Weight Loss Over Two Years Predicts Reduced Diabetes Risk
Weight cycling linked to increased diabetes risk, even after adjustment for baseline weight
TUESDAY, July 22, 2014 (HealthDay News) -- Weight loss over two years is associated with reduced diabetes incidence and improvement in cardiometabolic risk factors, according to a study published online July 14 in Diabetes Care.
Linda M. Delahanty, R.D., from Massachusetts General Hospital in Boston, and colleagues examined measures of weight loss in relation to incident diabetes and cardiometabolic risk factors. Data were collected for 1,000 participants in the Diabetes Prevention Program lifestyle intervention arm. They analyzed nine weight measures, characterizing baseline weight, short- versus long-term weight loss, short- versus long-term weight regain, and weight cycling. The authors sought to examine predictors of incident diabetes and improvement in cardiometabolic risk factors.

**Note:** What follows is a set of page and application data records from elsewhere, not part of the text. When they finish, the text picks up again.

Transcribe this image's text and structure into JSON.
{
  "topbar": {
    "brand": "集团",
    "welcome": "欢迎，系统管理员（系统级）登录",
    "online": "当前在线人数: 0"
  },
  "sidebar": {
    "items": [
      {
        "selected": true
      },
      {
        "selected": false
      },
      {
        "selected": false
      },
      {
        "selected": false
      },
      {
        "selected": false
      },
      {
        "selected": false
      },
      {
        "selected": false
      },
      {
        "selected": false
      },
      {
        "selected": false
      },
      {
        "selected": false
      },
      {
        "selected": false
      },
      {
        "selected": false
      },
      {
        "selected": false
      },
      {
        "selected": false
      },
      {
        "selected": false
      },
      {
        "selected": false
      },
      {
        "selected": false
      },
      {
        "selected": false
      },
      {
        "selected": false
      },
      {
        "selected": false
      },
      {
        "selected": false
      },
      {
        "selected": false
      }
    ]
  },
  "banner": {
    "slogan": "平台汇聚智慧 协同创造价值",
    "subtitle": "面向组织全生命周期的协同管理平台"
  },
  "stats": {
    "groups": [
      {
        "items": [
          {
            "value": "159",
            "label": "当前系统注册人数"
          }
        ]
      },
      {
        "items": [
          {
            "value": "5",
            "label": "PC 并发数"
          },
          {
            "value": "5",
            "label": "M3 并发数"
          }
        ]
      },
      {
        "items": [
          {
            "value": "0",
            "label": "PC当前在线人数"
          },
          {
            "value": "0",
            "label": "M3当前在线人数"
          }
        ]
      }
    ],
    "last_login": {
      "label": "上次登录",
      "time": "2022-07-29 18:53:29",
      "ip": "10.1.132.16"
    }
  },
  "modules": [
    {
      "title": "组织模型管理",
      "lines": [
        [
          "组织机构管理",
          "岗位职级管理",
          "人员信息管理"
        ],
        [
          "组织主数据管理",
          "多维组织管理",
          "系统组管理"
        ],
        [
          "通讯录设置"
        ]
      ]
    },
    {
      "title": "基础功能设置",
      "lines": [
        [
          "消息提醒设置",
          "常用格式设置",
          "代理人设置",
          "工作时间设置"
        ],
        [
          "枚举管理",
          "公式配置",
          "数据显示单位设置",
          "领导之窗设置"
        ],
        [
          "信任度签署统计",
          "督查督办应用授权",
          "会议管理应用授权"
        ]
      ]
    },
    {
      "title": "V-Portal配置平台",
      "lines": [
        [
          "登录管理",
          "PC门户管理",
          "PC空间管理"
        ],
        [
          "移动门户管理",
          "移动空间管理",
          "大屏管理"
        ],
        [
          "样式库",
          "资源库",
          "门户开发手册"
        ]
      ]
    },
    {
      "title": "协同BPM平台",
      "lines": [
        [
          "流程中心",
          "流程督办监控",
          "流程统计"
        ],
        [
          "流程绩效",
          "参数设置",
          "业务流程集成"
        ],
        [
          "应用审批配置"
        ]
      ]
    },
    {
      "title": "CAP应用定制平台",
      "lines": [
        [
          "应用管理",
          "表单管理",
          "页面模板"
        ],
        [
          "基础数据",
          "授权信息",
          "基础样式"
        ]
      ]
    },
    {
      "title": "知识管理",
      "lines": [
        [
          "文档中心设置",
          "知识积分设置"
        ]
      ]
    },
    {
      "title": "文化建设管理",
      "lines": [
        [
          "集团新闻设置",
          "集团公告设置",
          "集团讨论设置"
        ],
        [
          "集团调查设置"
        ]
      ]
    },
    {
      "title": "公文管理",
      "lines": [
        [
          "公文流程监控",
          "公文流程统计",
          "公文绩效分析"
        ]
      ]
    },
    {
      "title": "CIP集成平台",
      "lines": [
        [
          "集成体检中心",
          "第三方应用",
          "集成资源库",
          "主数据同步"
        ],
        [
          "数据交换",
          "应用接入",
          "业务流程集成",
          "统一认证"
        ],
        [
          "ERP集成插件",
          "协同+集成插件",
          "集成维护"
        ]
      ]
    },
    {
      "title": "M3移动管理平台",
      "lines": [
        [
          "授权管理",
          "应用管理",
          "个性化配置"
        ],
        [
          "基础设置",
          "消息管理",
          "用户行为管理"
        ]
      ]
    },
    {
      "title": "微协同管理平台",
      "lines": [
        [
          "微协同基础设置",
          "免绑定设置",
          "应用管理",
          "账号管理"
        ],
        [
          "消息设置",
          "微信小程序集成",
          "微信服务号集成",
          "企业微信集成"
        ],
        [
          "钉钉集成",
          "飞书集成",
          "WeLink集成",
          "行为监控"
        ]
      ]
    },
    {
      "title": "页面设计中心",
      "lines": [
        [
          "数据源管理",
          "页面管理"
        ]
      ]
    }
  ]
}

The researchers found that weight loss in the first six months was protective of diabetes (hazard ratio, 0.94 per kg; P < 0.01) and cardiometabolic risk factors (P < 0.01); however, long-term weight loss (from zero to two years) was the strongest predictor of decreased incidence of diabetes (hazard ratio, 0.90 per kg; P < 0.01) and cardiometabolic risk factor improvement (for example, fasting glucose; P < 0.01). Per participant, weight cycling ranged from zero to six times and correlated positively with incident diabetes (hazard ratio, 1.33; P < 0.01), fasting glucose (P = 0.02), homeostatic model assessment insulin resistance (P = 0.04), and systolic blood pressure (P = 0.01). The effect of weight cycling was significant for diabetes risk (hazard ratio, 1.22; P = 0.03), but not for cardiometabolic traits, after adjustment for baseline weight.
"Two-year weight loss was the strongest predictor of reduced diabetes risk and improvements in cardiometabolic traits," the authors write.
Pharmaceutical, nutrition, and exercise industries donated materials, equipment, or medicines and/or supported the study.